Are you interested in best selling women's fiction? Check out the new novel -- The Orphan Sister -- by Gwendolen Gross. It's rated 4.5 out of 5 stars on Amazon. You might also like "The Very Thought of You: A Novel by Rosie Alison (4 stars), Next to Love: A Novel by Ellen Feldman (4 stars), The Murderer's Daughters by Randy Susan Meyers (4.4 stars), and The Violets of March: A Novel by Sarah Jio (4.4 stars).

The Orphan Sister

Chapter One

When my sister Odette called to tell me Dad hadn't shown up for rounds, my first guilty thought was that he'd had a heart attack on the Garden State Parkway, that his Benz had swerved, swiveled and scraped against the railing near exit 142 until it flipped into the opposite lane like a beetle on its back, ready for the picking of crows. He'd fumbled for the aspirin he always kept in the cup holder, in a wood and silver pillbox he couldn't unclasp when it mattered at last. Blood would mat the silvery-red mix of his still-thick hair, his eyes would be open, he'd be dead, and I'd never have a chance to prove him wrong.
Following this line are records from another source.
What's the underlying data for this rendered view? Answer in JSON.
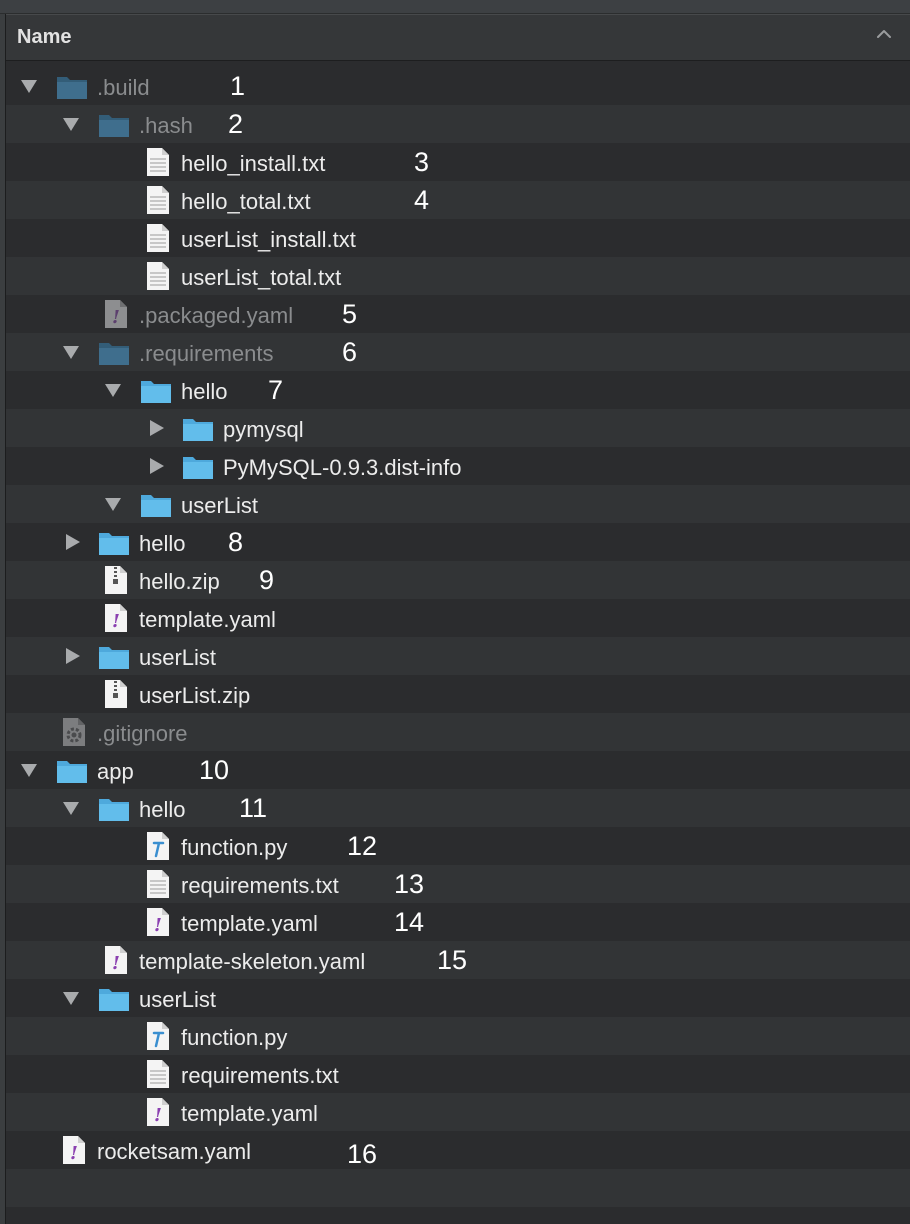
{
  "header": {
    "column_name": "Name"
  },
  "rows": [
    {
      "label": ".build",
      "number": "1",
      "icon": "folder-icon",
      "dim": true
    },
    {
      "label": ".hash",
      "number": "2",
      "icon": "folder-icon",
      "dim": true
    },
    {
      "label": "hello_install.txt",
      "number": "3",
      "icon": "text-file-icon"
    },
    {
      "label": "hello_total.txt",
      "number": "4",
      "icon": "text-file-icon"
    },
    {
      "label": "userList_install.txt",
      "number": "",
      "icon": "text-file-icon"
    },
    {
      "label": "userList_total.txt",
      "number": "",
      "icon": "text-file-icon"
    },
    {
      "label": ".packaged.yaml",
      "number": "5",
      "icon": "yaml-file-icon",
      "dim": true
    },
    {
      "label": ".requirements",
      "number": "6",
      "icon": "folder-icon",
      "dim": true
    },
    {
      "label": "hello",
      "number": "7",
      "icon": "folder-icon"
    },
    {
      "label": "pymysql",
      "number": "",
      "icon": "folder-icon"
    },
    {
      "label": "PyMySQL-0.9.3.dist-info",
      "number": "",
      "icon": "folder-icon"
    },
    {
      "label": "userList",
      "number": "",
      "icon": "folder-icon"
    },
    {
      "label": "hello",
      "number": "8",
      "icon": "folder-icon"
    },
    {
      "label": "hello.zip",
      "number": "9",
      "icon": "zip-file-icon"
    },
    {
      "label": "template.yaml",
      "number": "",
      "icon": "yaml-file-icon"
    },
    {
      "label": "userList",
      "number": "",
      "icon": "folder-icon"
    },
    {
      "label": "userList.zip",
      "number": "",
      "icon": "zip-file-icon"
    },
    {
      "label": ".gitignore",
      "number": "",
      "icon": "gear-file-icon",
      "dim": true
    },
    {
      "label": "app",
      "number": "10",
      "icon": "folder-icon"
    },
    {
      "label": "hello",
      "number": "11",
      "icon": "folder-icon"
    },
    {
      "label": "function.py",
      "number": "12",
      "icon": "python-file-icon"
    },
    {
      "label": "requirements.txt",
      "number": "13",
      "icon": "text-file-icon"
    },
    {
      "label": "template.yaml",
      "number": "14",
      "icon": "yaml-file-icon"
    },
    {
      "label": "template-skeleton.yaml",
      "number": "15",
      "icon": "yaml-file-icon"
    },
    {
      "label": "userList",
      "number": "",
      "icon": "folder-icon"
    },
    {
      "label": "function.py",
      "number": "",
      "icon": "python-file-icon"
    },
    {
      "label": "requirements.txt",
      "number": "",
      "icon": "text-file-icon"
    },
    {
      "label": "template.yaml",
      "number": "",
      "icon": "yaml-file-icon"
    },
    {
      "label": "rocketsam.yaml",
      "number": "16",
      "icon": "yaml-file-icon"
    }
  ]
}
Of course, my second thought was to feel horrible for my first.

"No, he didn't say anything to me," I said. I almost suggested she call Olivia, but I knew she didn't need to, because Odette and Olivia, my twin sisters, know each other's opinions, their desires and mistakes, without speaking in words. Though sometimes I am party to this peculiar frequency, sometimes I stand feeling like the last chosen for a team, because they are identical twins, and I am their triplet, number three. I don't match physically (they are four inches taller than I and my eyes are hazel green to their clear, cold blue) or hear as clearly in the ether of their silent communication.

We were polyzygots-they were identical, monozygotic, one egg and one sperm met and then split into two zygotes. I was fraternal-another egg, another sperm, but the same timing, which means I was like an ordinary sibling in terms of genetic material, and they were halves of a whole.
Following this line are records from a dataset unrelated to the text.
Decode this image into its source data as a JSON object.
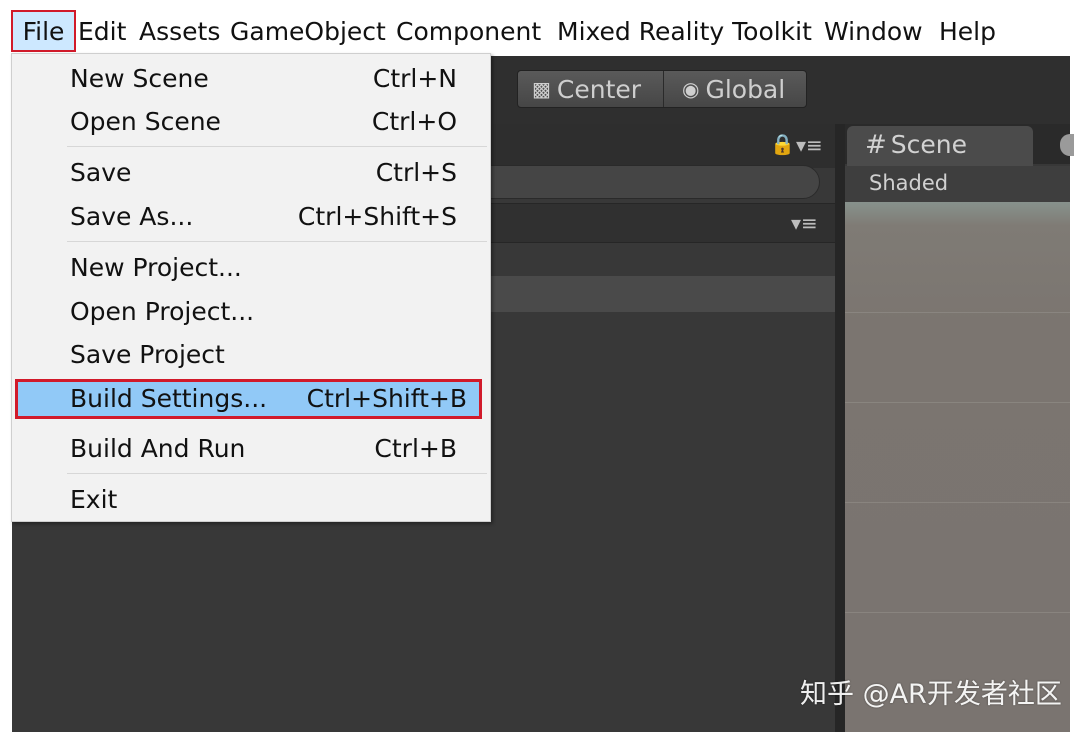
{
  "menubar": {
    "items": [
      "File",
      "Edit",
      "Assets",
      "GameObject",
      "Component",
      "Mixed Reality Toolkit",
      "Window",
      "Help"
    ]
  },
  "toolbar": {
    "center_label": "Center",
    "global_label": "Global"
  },
  "scene": {
    "tab_label": "Scene",
    "shading_mode": "Shaded"
  },
  "file_menu": {
    "items": [
      {
        "label": "New Scene",
        "shortcut": "Ctrl+N"
      },
      {
        "label": "Open Scene",
        "shortcut": "Ctrl+O"
      },
      {
        "label": "Save",
        "shortcut": "Ctrl+S"
      },
      {
        "label": "Save As...",
        "shortcut": "Ctrl+Shift+S"
      },
      {
        "label": "New Project...",
        "shortcut": ""
      },
      {
        "label": "Open Project...",
        "shortcut": ""
      },
      {
        "label": "Save Project",
        "shortcut": ""
      },
      {
        "label": "Build Settings...",
        "shortcut": "Ctrl+Shift+B"
      },
      {
        "label": "Build And Run",
        "shortcut": "Ctrl+B"
      },
      {
        "label": "Exit",
        "shortcut": ""
      }
    ]
  },
  "watermark": {
    "text": "知乎 @AR开发者社区"
  },
  "colors": {
    "highlight": "#91c9f7",
    "annotation_red": "#d11a2a",
    "editor_dark": "#383838"
  }
}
I'd been mulling, for about six months, the possibility that my father might have early dementia, or even Alzheimer's. I'd researched the topic when I should have been studying chemistry.  Symptom one: memory loss that disrupts daily life. This was a disruption, for sure, though generally his focus on-and memory of-family commitments and plans had always been rigorously limited. Symptom two: challenges in planning or solving problems. No. Yes. Maybe. He had twice had Mom reschedule her plans for an anniversary party because he had forgotten about other commitments. But this wasn't new.

So when Odette called I should have just waited, I should have circumnavigated the mess of other people's early and late, but I was a triplet, and triplets have extra arms, extra eyes, extra marginally obsessive worries. I thought of my father standing by his car, staring at his keys as if they were foreign objects. Last week, I'd been witness behind the carriage house curtain as he stood like that for a moment; was he thinking, or was he lost inside his own head?

Was this the beginning of a crumbled father? The beginning of interventions and wheelchairs?

No. No. Maybe...

bottom of page